Content starts
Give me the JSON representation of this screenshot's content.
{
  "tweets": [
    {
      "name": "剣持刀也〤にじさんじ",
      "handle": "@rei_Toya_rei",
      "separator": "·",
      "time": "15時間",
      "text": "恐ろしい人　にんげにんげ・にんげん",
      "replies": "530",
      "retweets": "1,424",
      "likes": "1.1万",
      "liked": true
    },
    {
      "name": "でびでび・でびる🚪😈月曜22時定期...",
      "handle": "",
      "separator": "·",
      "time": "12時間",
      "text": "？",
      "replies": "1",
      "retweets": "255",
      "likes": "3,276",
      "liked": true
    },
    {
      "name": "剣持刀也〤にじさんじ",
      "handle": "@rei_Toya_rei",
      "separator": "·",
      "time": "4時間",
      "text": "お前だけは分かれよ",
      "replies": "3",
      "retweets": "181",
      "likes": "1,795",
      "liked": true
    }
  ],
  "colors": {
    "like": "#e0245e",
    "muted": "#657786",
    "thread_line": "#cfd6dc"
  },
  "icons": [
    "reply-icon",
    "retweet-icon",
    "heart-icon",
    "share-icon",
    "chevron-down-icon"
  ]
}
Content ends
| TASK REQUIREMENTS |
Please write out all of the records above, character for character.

| EXERCISE ANSWER |
Give me the JSON representation of this screenshot's content.
{
  "tweets": [
    {
      "name": "剣持刀也〤にじさんじ",
      "handle": "@rei_Toya_rei",
      "separator": "·",
      "time": "15時間",
      "text": "恐ろしい人　にんげにんげ・にんげん",
      "replies": "530",
      "retweets": "1,424",
      "likes": "1.1万",
      "liked": true
    },
    {
      "name": "でびでび・でびる🚪😈月曜22時定期...",
      "handle": "",
      "separator": "·",
      "time": "12時間",
      "text": "？",
      "replies": "1",
      "retweets": "255",
      "likes": "3,276",
      "liked": true
    },
    {
      "name": "剣持刀也〤にじさんじ",
      "handle": "@rei_Toya_rei",
      "separator": "·",
      "time": "4時間",
      "text": "お前だけは分かれよ",
      "replies": "3",
      "retweets": "181",
      "likes": "1,795",
      "liked": true
    }
  ],
  "colors": {
    "like": "#e0245e",
    "muted": "#657786",
    "thread_line": "#cfd6dc"
  },
  "icons": [
    "reply-icon",
    "retweet-icon",
    "heart-icon",
    "share-icon",
    "chevron-down-icon"
  ]
}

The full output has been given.